The result should be an exact copy of the data, free of pictures.

Entries taken from a collection:
+--

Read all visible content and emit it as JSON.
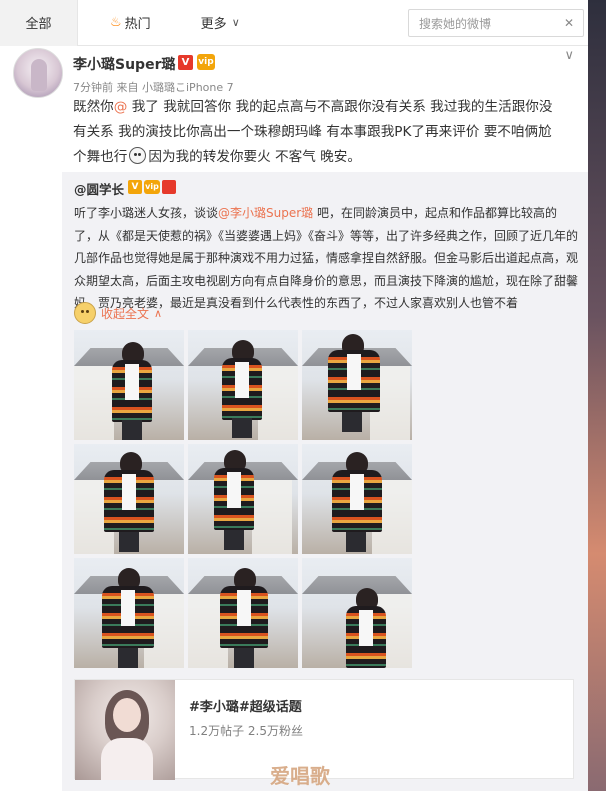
{
  "nav": {
    "tab_all": "全部",
    "tab_hot": "热门",
    "tab_more": "更多",
    "search_placeholder": "搜索她的微博"
  },
  "post": {
    "author": "李小璐Super璐",
    "verified_badge": "V",
    "member_badge": "vip",
    "time": "7分钟前",
    "source_prefix": "来自",
    "source": "小璐璐こiPhone 7",
    "text_line1_a": "既然你",
    "text_line1_at": "@",
    "text_line1_b": " 我了 我就回答你 我的起点高与不高跟你没有关系 我过我的生活跟你没",
    "text_line2": "有关系 我的演技比你高出一个珠穆朗玛峰 有本事跟我PK了再来评价 要不咱俩尬",
    "text_line3_a": "个舞也行",
    "text_line3_b": "因为我的转发你要火 不客气 晚安。"
  },
  "repost": {
    "author": "@圆学长",
    "text_a": "听了李小璐迷人女孩，谈谈",
    "text_at": "@李小璐Super璐",
    "text_b": " 吧，在同龄演员中，起点和作品都算比较高的了，从《都是天使惹的祸》《当婆婆遇上妈》《奋斗》等等，出了许多经典之作，回顾了近几年的几部作品也觉得她是属于那种演戏不用力过猛，情感拿捏自然舒服。但金马影后出道起点高，观众期望太高，后面主攻电视剧方向有点自降身价的意思，而且演技下降演的尴尬，现在除了甜馨妈，贾乃亮老婆，最近是真没看到什么代表性的东西了，不过人家喜欢别人也管不着",
    "collapse_label": "收起全文",
    "topic": {
      "title": "#李小璐#超级话题",
      "stats": "1.2万帖子 2.5万粉丝"
    }
  },
  "watermark": "爱唱歌",
  "colors": {
    "accent_link": "#eb7350",
    "brand_orange": "#ff8200",
    "verified_red": "#e6392b",
    "member_gold": "#f3a50a"
  }
}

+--

Solution
Read all visible content and emit it as JSON.
{
  "nav": {
    "tab_all": "全部",
    "tab_hot": "热门",
    "tab_more": "更多",
    "search_placeholder": "搜索她的微博"
  },
  "post": {
    "author": "李小璐Super璐",
    "verified_badge": "V",
    "member_badge": "vip",
    "time": "7分钟前",
    "source_prefix": "来自",
    "source": "小璐璐こiPhone 7",
    "text_line1_a": "既然你",
    "text_line1_at": "@",
    "text_line1_b": " 我了 我就回答你 我的起点高与不高跟你没有关系 我过我的生活跟你没",
    "text_line2": "有关系 我的演技比你高出一个珠穆朗玛峰 有本事跟我PK了再来评价 要不咱俩尬",
    "text_line3_a": "个舞也行",
    "text_line3_b": "因为我的转发你要火 不客气 晚安。"
  },
  "repost": {
    "author": "@圆学长",
    "text_a": "听了李小璐迷人女孩，谈谈",
    "text_at": "@李小璐Super璐",
    "text_b": " 吧，在同龄演员中，起点和作品都算比较高的了，从《都是天使惹的祸》《当婆婆遇上妈》《奋斗》等等，出了许多经典之作，回顾了近几年的几部作品也觉得她是属于那种演戏不用力过猛，情感拿捏自然舒服。但金马影后出道起点高，观众期望太高，后面主攻电视剧方向有点自降身价的意思，而且演技下降演的尴尬，现在除了甜馨妈，贾乃亮老婆，最近是真没看到什么代表性的东西了，不过人家喜欢别人也管不着",
    "collapse_label": "收起全文",
    "topic": {
      "title": "#李小璐#超级话题",
      "stats": "1.2万帖子 2.5万粉丝"
    }
  },
  "watermark": "爱唱歌",
  "colors": {
    "accent_link": "#eb7350",
    "brand_orange": "#ff8200",
    "verified_red": "#e6392b",
    "member_gold": "#f3a50a"
  }
}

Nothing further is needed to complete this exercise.